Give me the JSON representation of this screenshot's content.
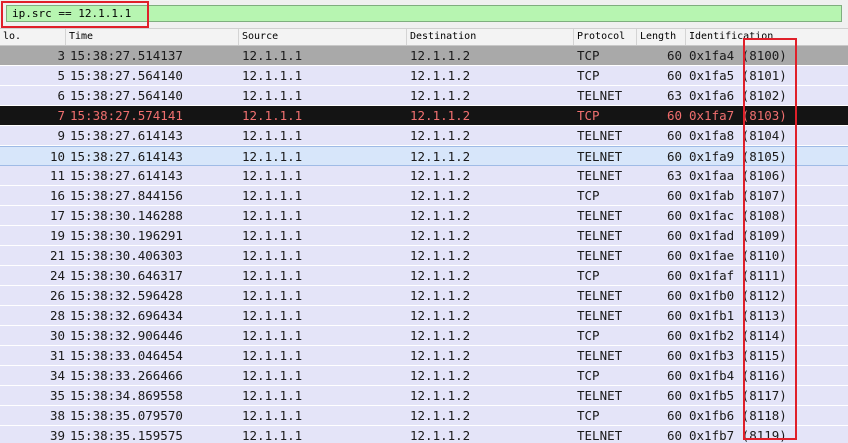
{
  "filter": {
    "value": "ip.src == 12.1.1.1"
  },
  "colors": {
    "filter_bg": "#b7f5b1",
    "row_bg": "#e4e4f8",
    "marked_bg": "#a9a9a9",
    "selected_bg": "#141414",
    "selected_fg": "#f07070",
    "annotation_red": "#e0202a"
  },
  "columns": [
    "lo.",
    "Time",
    "Source",
    "Destination",
    "Protocol",
    "Length",
    "Identification"
  ],
  "packets": [
    {
      "no": "3",
      "time": "15:38:27.514137",
      "source": "12.1.1.1",
      "destination": "12.1.1.2",
      "protocol": "TCP",
      "length": "60",
      "id": "0x1fa4 (8100)",
      "state": "marked"
    },
    {
      "no": "5",
      "time": "15:38:27.564140",
      "source": "12.1.1.1",
      "destination": "12.1.1.2",
      "protocol": "TCP",
      "length": "60",
      "id": "0x1fa5 (8101)",
      "state": "normal"
    },
    {
      "no": "6",
      "time": "15:38:27.564140",
      "source": "12.1.1.1",
      "destination": "12.1.1.2",
      "protocol": "TELNET",
      "length": "63",
      "id": "0x1fa6 (8102)",
      "state": "normal"
    },
    {
      "no": "7",
      "time": "15:38:27.574141",
      "source": "12.1.1.1",
      "destination": "12.1.1.2",
      "protocol": "TCP",
      "length": "60",
      "id": "0x1fa7 (8103)",
      "state": "selected"
    },
    {
      "no": "9",
      "time": "15:38:27.614143",
      "source": "12.1.1.1",
      "destination": "12.1.1.2",
      "protocol": "TELNET",
      "length": "60",
      "id": "0x1fa8 (8104)",
      "state": "normal"
    },
    {
      "no": "10",
      "time": "15:38:27.614143",
      "source": "12.1.1.1",
      "destination": "12.1.1.2",
      "protocol": "TELNET",
      "length": "60",
      "id": "0x1fa9 (8105)",
      "state": "focused"
    },
    {
      "no": "11",
      "time": "15:38:27.614143",
      "source": "12.1.1.1",
      "destination": "12.1.1.2",
      "protocol": "TELNET",
      "length": "63",
      "id": "0x1faa (8106)",
      "state": "normal"
    },
    {
      "no": "16",
      "time": "15:38:27.844156",
      "source": "12.1.1.1",
      "destination": "12.1.1.2",
      "protocol": "TCP",
      "length": "60",
      "id": "0x1fab (8107)",
      "state": "normal"
    },
    {
      "no": "17",
      "time": "15:38:30.146288",
      "source": "12.1.1.1",
      "destination": "12.1.1.2",
      "protocol": "TELNET",
      "length": "60",
      "id": "0x1fac (8108)",
      "state": "normal"
    },
    {
      "no": "19",
      "time": "15:38:30.196291",
      "source": "12.1.1.1",
      "destination": "12.1.1.2",
      "protocol": "TELNET",
      "length": "60",
      "id": "0x1fad (8109)",
      "state": "normal"
    },
    {
      "no": "21",
      "time": "15:38:30.406303",
      "source": "12.1.1.1",
      "destination": "12.1.1.2",
      "protocol": "TELNET",
      "length": "60",
      "id": "0x1fae (8110)",
      "state": "normal"
    },
    {
      "no": "24",
      "time": "15:38:30.646317",
      "source": "12.1.1.1",
      "destination": "12.1.1.2",
      "protocol": "TCP",
      "length": "60",
      "id": "0x1faf (8111)",
      "state": "normal"
    },
    {
      "no": "26",
      "time": "15:38:32.596428",
      "source": "12.1.1.1",
      "destination": "12.1.1.2",
      "protocol": "TELNET",
      "length": "60",
      "id": "0x1fb0 (8112)",
      "state": "normal"
    },
    {
      "no": "28",
      "time": "15:38:32.696434",
      "source": "12.1.1.1",
      "destination": "12.1.1.2",
      "protocol": "TELNET",
      "length": "60",
      "id": "0x1fb1 (8113)",
      "state": "normal"
    },
    {
      "no": "30",
      "time": "15:38:32.906446",
      "source": "12.1.1.1",
      "destination": "12.1.1.2",
      "protocol": "TCP",
      "length": "60",
      "id": "0x1fb2 (8114)",
      "state": "normal"
    },
    {
      "no": "31",
      "time": "15:38:33.046454",
      "source": "12.1.1.1",
      "destination": "12.1.1.2",
      "protocol": "TELNET",
      "length": "60",
      "id": "0x1fb3 (8115)",
      "state": "normal"
    },
    {
      "no": "34",
      "time": "15:38:33.266466",
      "source": "12.1.1.1",
      "destination": "12.1.1.2",
      "protocol": "TCP",
      "length": "60",
      "id": "0x1fb4 (8116)",
      "state": "normal"
    },
    {
      "no": "35",
      "time": "15:38:34.869558",
      "source": "12.1.1.1",
      "destination": "12.1.1.2",
      "protocol": "TELNET",
      "length": "60",
      "id": "0x1fb5 (8117)",
      "state": "normal"
    },
    {
      "no": "38",
      "time": "15:38:35.079570",
      "source": "12.1.1.1",
      "destination": "12.1.1.2",
      "protocol": "TCP",
      "length": "60",
      "id": "0x1fb6 (8118)",
      "state": "normal"
    },
    {
      "no": "39",
      "time": "15:38:35.159575",
      "source": "12.1.1.1",
      "destination": "12.1.1.2",
      "protocol": "TELNET",
      "length": "60",
      "id": "0x1fb7 (8119)",
      "state": "normal"
    }
  ]
}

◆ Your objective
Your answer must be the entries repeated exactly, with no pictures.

◆ Response below
Give me the JSON representation of this screenshot's content.
{
  "filter": {
    "value": "ip.src == 12.1.1.1"
  },
  "colors": {
    "filter_bg": "#b7f5b1",
    "row_bg": "#e4e4f8",
    "marked_bg": "#a9a9a9",
    "selected_bg": "#141414",
    "selected_fg": "#f07070",
    "annotation_red": "#e0202a"
  },
  "columns": [
    "lo.",
    "Time",
    "Source",
    "Destination",
    "Protocol",
    "Length",
    "Identification"
  ],
  "packets": [
    {
      "no": "3",
      "time": "15:38:27.514137",
      "source": "12.1.1.1",
      "destination": "12.1.1.2",
      "protocol": "TCP",
      "length": "60",
      "id": "0x1fa4 (8100)",
      "state": "marked"
    },
    {
      "no": "5",
      "time": "15:38:27.564140",
      "source": "12.1.1.1",
      "destination": "12.1.1.2",
      "protocol": "TCP",
      "length": "60",
      "id": "0x1fa5 (8101)",
      "state": "normal"
    },
    {
      "no": "6",
      "time": "15:38:27.564140",
      "source": "12.1.1.1",
      "destination": "12.1.1.2",
      "protocol": "TELNET",
      "length": "63",
      "id": "0x1fa6 (8102)",
      "state": "normal"
    },
    {
      "no": "7",
      "time": "15:38:27.574141",
      "source": "12.1.1.1",
      "destination": "12.1.1.2",
      "protocol": "TCP",
      "length": "60",
      "id": "0x1fa7 (8103)",
      "state": "selected"
    },
    {
      "no": "9",
      "time": "15:38:27.614143",
      "source": "12.1.1.1",
      "destination": "12.1.1.2",
      "protocol": "TELNET",
      "length": "60",
      "id": "0x1fa8 (8104)",
      "state": "normal"
    },
    {
      "no": "10",
      "time": "15:38:27.614143",
      "source": "12.1.1.1",
      "destination": "12.1.1.2",
      "protocol": "TELNET",
      "length": "60",
      "id": "0x1fa9 (8105)",
      "state": "focused"
    },
    {
      "no": "11",
      "time": "15:38:27.614143",
      "source": "12.1.1.1",
      "destination": "12.1.1.2",
      "protocol": "TELNET",
      "length": "63",
      "id": "0x1faa (8106)",
      "state": "normal"
    },
    {
      "no": "16",
      "time": "15:38:27.844156",
      "source": "12.1.1.1",
      "destination": "12.1.1.2",
      "protocol": "TCP",
      "length": "60",
      "id": "0x1fab (8107)",
      "state": "normal"
    },
    {
      "no": "17",
      "time": "15:38:30.146288",
      "source": "12.1.1.1",
      "destination": "12.1.1.2",
      "protocol": "TELNET",
      "length": "60",
      "id": "0x1fac (8108)",
      "state": "normal"
    },
    {
      "no": "19",
      "time": "15:38:30.196291",
      "source": "12.1.1.1",
      "destination": "12.1.1.2",
      "protocol": "TELNET",
      "length": "60",
      "id": "0x1fad (8109)",
      "state": "normal"
    },
    {
      "no": "21",
      "time": "15:38:30.406303",
      "source": "12.1.1.1",
      "destination": "12.1.1.2",
      "protocol": "TELNET",
      "length": "60",
      "id": "0x1fae (8110)",
      "state": "normal"
    },
    {
      "no": "24",
      "time": "15:38:30.646317",
      "source": "12.1.1.1",
      "destination": "12.1.1.2",
      "protocol": "TCP",
      "length": "60",
      "id": "0x1faf (8111)",
      "state": "normal"
    },
    {
      "no": "26",
      "time": "15:38:32.596428",
      "source": "12.1.1.1",
      "destination": "12.1.1.2",
      "protocol": "TELNET",
      "length": "60",
      "id": "0x1fb0 (8112)",
      "state": "normal"
    },
    {
      "no": "28",
      "time": "15:38:32.696434",
      "source": "12.1.1.1",
      "destination": "12.1.1.2",
      "protocol": "TELNET",
      "length": "60",
      "id": "0x1fb1 (8113)",
      "state": "normal"
    },
    {
      "no": "30",
      "time": "15:38:32.906446",
      "source": "12.1.1.1",
      "destination": "12.1.1.2",
      "protocol": "TCP",
      "length": "60",
      "id": "0x1fb2 (8114)",
      "state": "normal"
    },
    {
      "no": "31",
      "time": "15:38:33.046454",
      "source": "12.1.1.1",
      "destination": "12.1.1.2",
      "protocol": "TELNET",
      "length": "60",
      "id": "0x1fb3 (8115)",
      "state": "normal"
    },
    {
      "no": "34",
      "time": "15:38:33.266466",
      "source": "12.1.1.1",
      "destination": "12.1.1.2",
      "protocol": "TCP",
      "length": "60",
      "id": "0x1fb4 (8116)",
      "state": "normal"
    },
    {
      "no": "35",
      "time": "15:38:34.869558",
      "source": "12.1.1.1",
      "destination": "12.1.1.2",
      "protocol": "TELNET",
      "length": "60",
      "id": "0x1fb5 (8117)",
      "state": "normal"
    },
    {
      "no": "38",
      "time": "15:38:35.079570",
      "source": "12.1.1.1",
      "destination": "12.1.1.2",
      "protocol": "TCP",
      "length": "60",
      "id": "0x1fb6 (8118)",
      "state": "normal"
    },
    {
      "no": "39",
      "time": "15:38:35.159575",
      "source": "12.1.1.1",
      "destination": "12.1.1.2",
      "protocol": "TELNET",
      "length": "60",
      "id": "0x1fb7 (8119)",
      "state": "normal"
    }
  ]
}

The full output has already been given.